[5] See, for instance, the decision rendered on 10.01.2018 by the Cour de Cassation (rec. 16-21391), confirming the Versailles Court of appeal’s decision which recharacterized the decision of the arbitral tribunal that had wrongly qualified the arguments raised by the parties as pertaining to the scope of the tribunal’s ‘jurisdiction’ (which the courts have competence to control, in setting aside proceedings), whereas the controverted issue related instead to the ‘admissibility’ of the request submitted by one of the parties (which the courts cannot check, in that context). Taking into consideration the rationale of this decision, one can anticipate that a reverse requalification (i.e., recharacterizing the disputed issue as pertaining to ‘jurisdiction’ rather than to ‘admissibility’) would also be made by French courts, if the particulars of the case justify it.

[6] See A Impugnação da Sentença Arbitral (supra n. 2, pp. 169-172).

[7] Indeed, this proposition (“no review on the merits”) and its correspondents in the most used languages in international arbitration (“prohibition de révision au fond” / “no hay revisión sobre el fondo”) are the ones invariably used in the legal literature and in international guides on the annulment of arbitral awards by state courts and on the recognition and enforcement of foreign arbitral awards (notably, those published by the ICCA, UNCITRAL and the IBA).

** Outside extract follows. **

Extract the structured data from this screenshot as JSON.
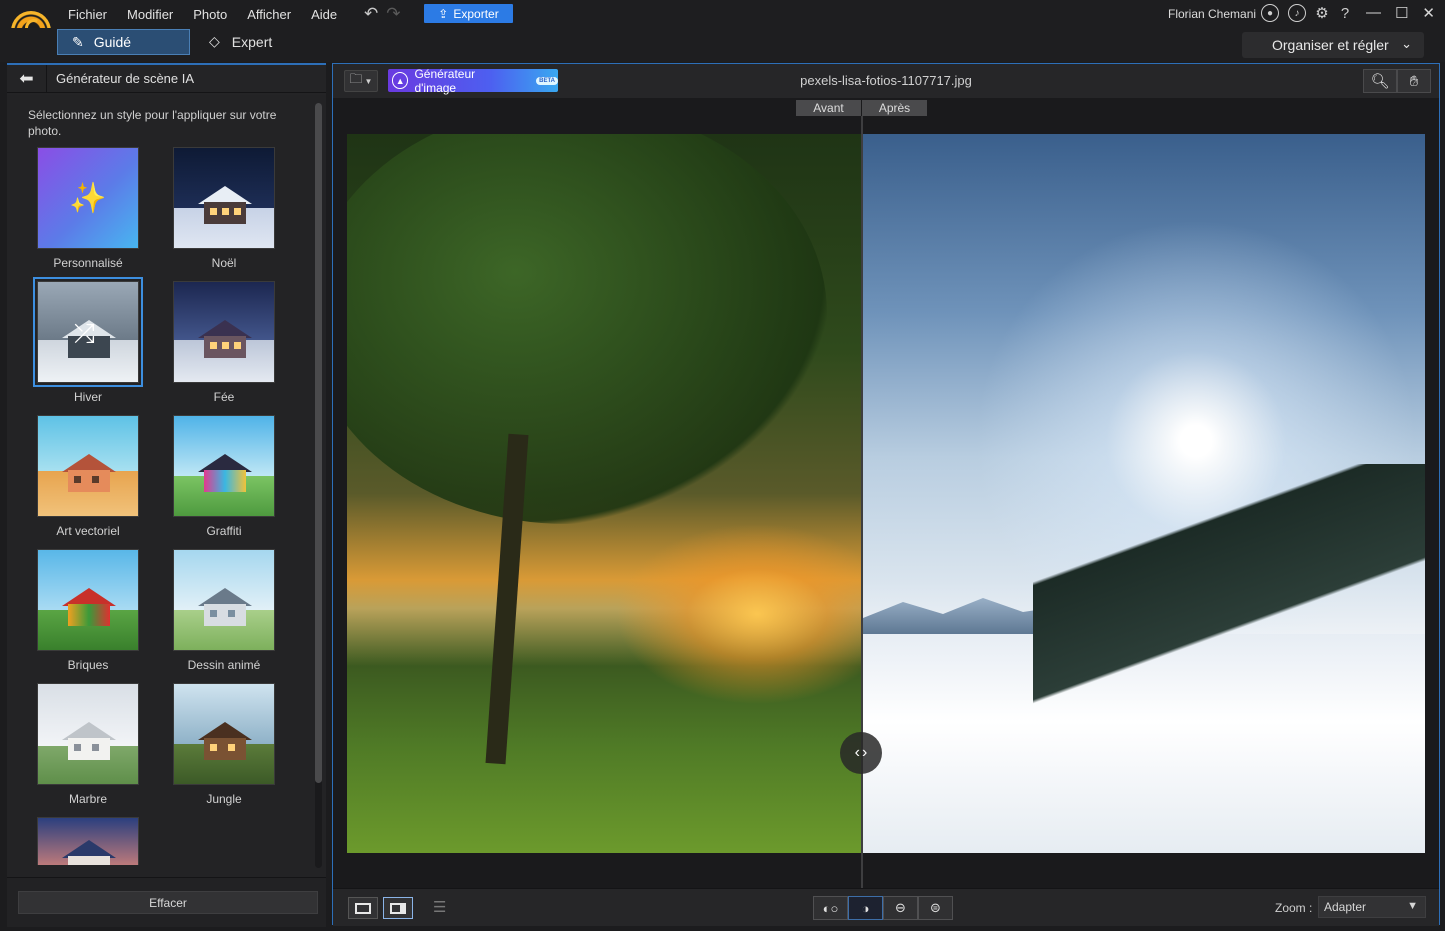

[8] I.e., determining the facts which are to be established as proven and applying to them the pertaining legal rules and principles.

[9] Using here the term proposed by Louis Christophe Delanoy, in Le Contrôle de l’Ordre Public par le Juge de l’Annulation: Trois Constats, Trois Propositions, Revue de l’Arbitrage, 2007, Nº 2, Comité Français de l’Arbitrage, Paris, especially at pp. 200-204.

[10] In this sentence, the term “review” is used with the meaning given by the most used dictionaries (for instance, the Cambridge Dictionary: “tthink or talk about something again, in order to make changes to it or to make a decision about it”) or adopted in several areas of thinking (for ex: to make a review of History, as carried out by the so-called ‘historical revisionism’).

[11] I.e., the legal effects created by the arbitrators’ decision in the legal spheres of the parties (constituting new rights or obligations or extinguishing others held until then).

[12] Under the PAL, the normative reference in this respect is the ‘international public policy’ of the Portuguese State.

[13] Such validity being assessed in the light of the elementary requirements of material justice that every jurisdictional decision should fulfil.

[14] Louis Christophe Delanoy – Le Contrôle de l’Ordre Public, supra n. 9, p. 201.

[15] These considerations apply either in the context of an annulment application or in the context of a request for the recognition and enforcement of a foreign arbitral award.

[16] The opinion exposed in this article, which I have already defended in A Impugnação da Sentença Arbitral,supra n. 2, at pp. 136-152, does not coincide with the way in which Gary Born addresses this topic. This author argues (in International Commercial Arbitration, supra n. 5, pp. 3357-3358) that a limited measure of judicial review of the substance of the arbitral awards by the courts of the seat is legitimate and even desirable, whereas I prefer to defend that the subject matter of that indispensable judicial control is the so called “secondary dispute” (the ‘primary dispute’ being excluded therefrom). However, the practical effects of these two approaches are not significantly different.

[Text originally published in Lisbon Arbitration]